[Material shown — start]

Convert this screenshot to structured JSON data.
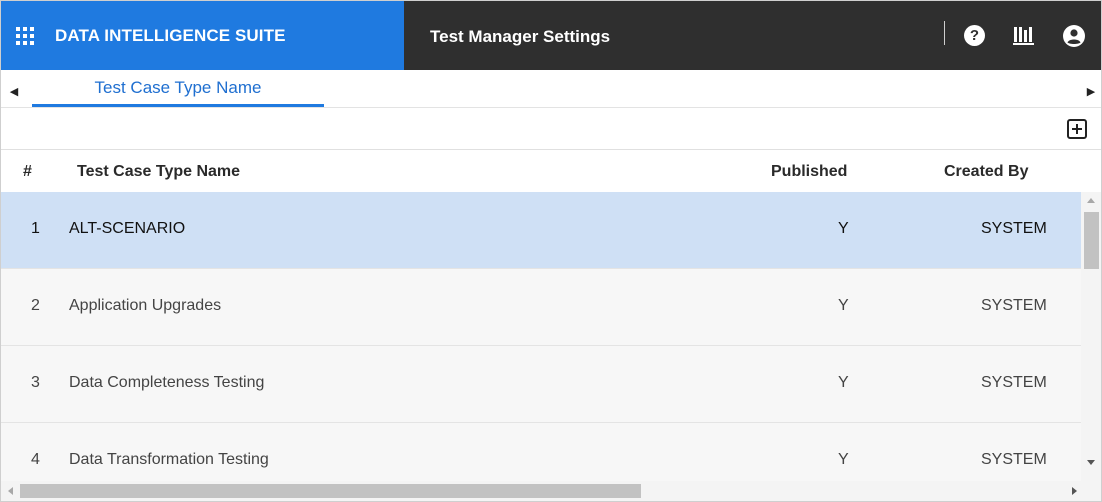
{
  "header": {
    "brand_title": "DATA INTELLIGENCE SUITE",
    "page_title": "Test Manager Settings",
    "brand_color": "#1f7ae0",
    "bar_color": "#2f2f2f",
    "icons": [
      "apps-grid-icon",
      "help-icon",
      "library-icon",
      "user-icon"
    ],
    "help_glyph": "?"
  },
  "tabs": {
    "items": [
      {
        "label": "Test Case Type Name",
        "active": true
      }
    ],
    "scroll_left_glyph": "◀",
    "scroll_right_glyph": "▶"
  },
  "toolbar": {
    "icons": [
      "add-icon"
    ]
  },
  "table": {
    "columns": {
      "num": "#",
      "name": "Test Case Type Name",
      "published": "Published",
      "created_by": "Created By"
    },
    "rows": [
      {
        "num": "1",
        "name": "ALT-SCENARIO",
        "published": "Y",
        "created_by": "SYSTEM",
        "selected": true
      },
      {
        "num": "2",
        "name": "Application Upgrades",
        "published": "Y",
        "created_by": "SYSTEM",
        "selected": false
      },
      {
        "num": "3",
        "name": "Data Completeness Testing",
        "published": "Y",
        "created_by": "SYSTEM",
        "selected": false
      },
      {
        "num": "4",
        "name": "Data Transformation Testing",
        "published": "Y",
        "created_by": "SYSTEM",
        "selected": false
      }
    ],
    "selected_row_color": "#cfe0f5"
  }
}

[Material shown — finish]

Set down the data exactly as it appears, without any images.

Solution to the problem |
Convert this screenshot to structured JSON data.
{
  "header": {
    "brand_title": "DATA INTELLIGENCE SUITE",
    "page_title": "Test Manager Settings",
    "brand_color": "#1f7ae0",
    "bar_color": "#2f2f2f",
    "icons": [
      "apps-grid-icon",
      "help-icon",
      "library-icon",
      "user-icon"
    ],
    "help_glyph": "?"
  },
  "tabs": {
    "items": [
      {
        "label": "Test Case Type Name",
        "active": true
      }
    ],
    "scroll_left_glyph": "◀",
    "scroll_right_glyph": "▶"
  },
  "toolbar": {
    "icons": [
      "add-icon"
    ]
  },
  "table": {
    "columns": {
      "num": "#",
      "name": "Test Case Type Name",
      "published": "Published",
      "created_by": "Created By"
    },
    "rows": [
      {
        "num": "1",
        "name": "ALT-SCENARIO",
        "published": "Y",
        "created_by": "SYSTEM",
        "selected": true
      },
      {
        "num": "2",
        "name": "Application Upgrades",
        "published": "Y",
        "created_by": "SYSTEM",
        "selected": false
      },
      {
        "num": "3",
        "name": "Data Completeness Testing",
        "published": "Y",
        "created_by": "SYSTEM",
        "selected": false
      },
      {
        "num": "4",
        "name": "Data Transformation Testing",
        "published": "Y",
        "created_by": "SYSTEM",
        "selected": false
      }
    ],
    "selected_row_color": "#cfe0f5"
  }
}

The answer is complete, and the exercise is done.